Regulator Ofcom said it has launched an investigation into Royal Mail’s failure to meet its delivery targets in the past year – and could hand out a fine.
The British delivery firm fell short of its performance targets across the 2022 to 2023 financial year for first and second class mail and deliveries.
Some 73.7% of first class mail was delivered within one working day across the year.

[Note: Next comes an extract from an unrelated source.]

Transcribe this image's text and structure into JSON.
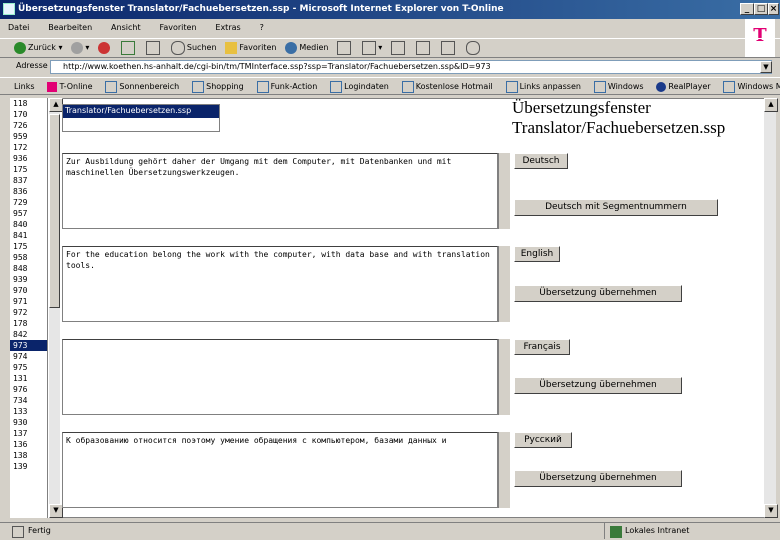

The target was 93%.
For second class mail, 90.7% was delivered within three working days, compared with the target of 98.5%.
And 89.35% of delivery routes were completed on the required day, well behind the 99.9% target.

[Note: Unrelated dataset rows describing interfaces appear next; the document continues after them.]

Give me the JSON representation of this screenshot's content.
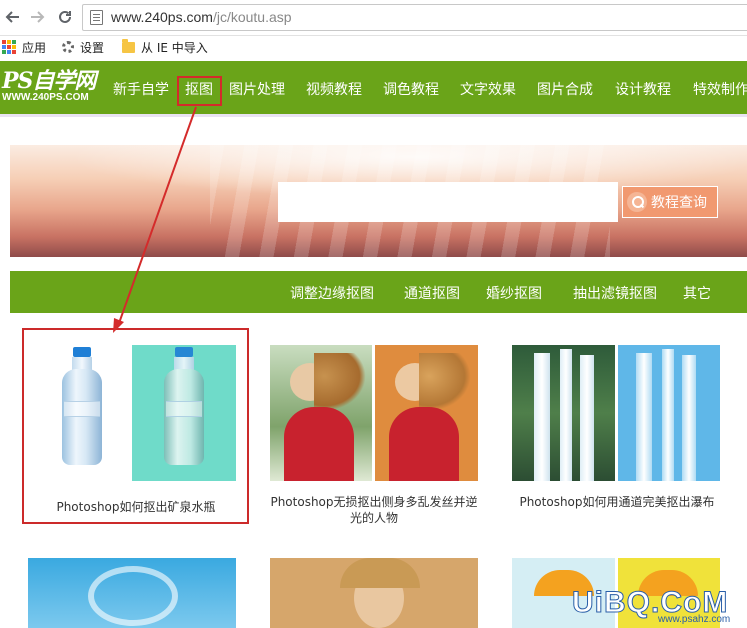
{
  "browser": {
    "url_host": "www.240ps.com",
    "url_path": "/jc/koutu.asp",
    "back_icon": "arrow-left",
    "forward_icon": "arrow-right",
    "reload_icon": "reload",
    "bookmarks": [
      {
        "label": "应用",
        "icon": "apps-grid-icon"
      },
      {
        "label": "设置",
        "icon": "gear-icon"
      },
      {
        "label": "从 IE 中导入",
        "icon": "folder-icon"
      }
    ]
  },
  "site": {
    "logo_text": "PS自学网",
    "logo_domain": "WWW.240PS.COM",
    "nav": [
      "新手自学",
      "抠图",
      "图片处理",
      "视频教程",
      "调色教程",
      "文字效果",
      "图片合成",
      "设计教程",
      "特效制作"
    ],
    "search_button": "教程查询",
    "subnav": [
      "调整边缘抠图",
      "通道抠图",
      "婚纱抠图",
      "抽出滤镜抠图",
      "其它"
    ]
  },
  "cards": [
    {
      "caption": "Photoshop如何抠出矿泉水瓶"
    },
    {
      "caption": "Photoshop无损抠出侧身多乱发丝并逆光的人物"
    },
    {
      "caption": "Photoshop如何用通道完美抠出瀑布"
    }
  ],
  "watermark": {
    "text": "UiBQ.CoM",
    "sub": "www.psahz.com"
  },
  "colors": {
    "site_green": "#6aa419",
    "highlight_red": "#cc2a2a",
    "search_orange": "#f19970"
  }
}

It added: “In deciding whether the company is in breach of its obligations, we will consider if there were any exceptional events – beyond the company’s control – that may have explained why it missed its targets.”
The pandemic can no longer be used as an excuse for poor delivery performance, Ofcom said.
Last year, an investigation into its missed targets was closed after the regulator ruled that greater staff absences and social distancing regulations resulting from Covid had impacted service.
It also decided not to open an investigation into Royal Mail’s service levels during the 2020 to 2021 financial year because of the “uniquely difficult circumstances” of the pandemic.
But Ofcom dished out a £1.5 million fine for not delivering first class mail on time during the financial year ending 2019.
The probe follows last week’s news that boss Simon Thompson will step down by the end of the year.
His departure was announced weeks after a lengthy dispute with the main postal union came to an end.
Grant McPherson, chief operating officer of Royal Mail, said: “Improving quality of service is our top priority.
“We are committed to accelerating Royal Mail’s transformation and restoring service levels to where our customers expect them to be.
“We’re sorry to any customers who may have been impacted by our performance during a year that has been one of the most challenging in our history.
“With the plans we have in place to drive service levels and reduce absence, we hope and expect to see further progress in the coming months.”
Furthermore, 18 days of strike action organised by the Communication Workers Union (CWU) “materially impacted” the quality of service, it argued.
It also blamed a high level of staff absences affecting operational performance.
Last month, Royal Mail agreed a deal with the CWU which would see staff get a 10% salary increase and a £500 one-off payment.
The firm said it hopes the agreement will reduce absences, spread out workloads, and rapidly improve quality of service.
The proposed deal will be put to a ballot of union members in the coming weeks.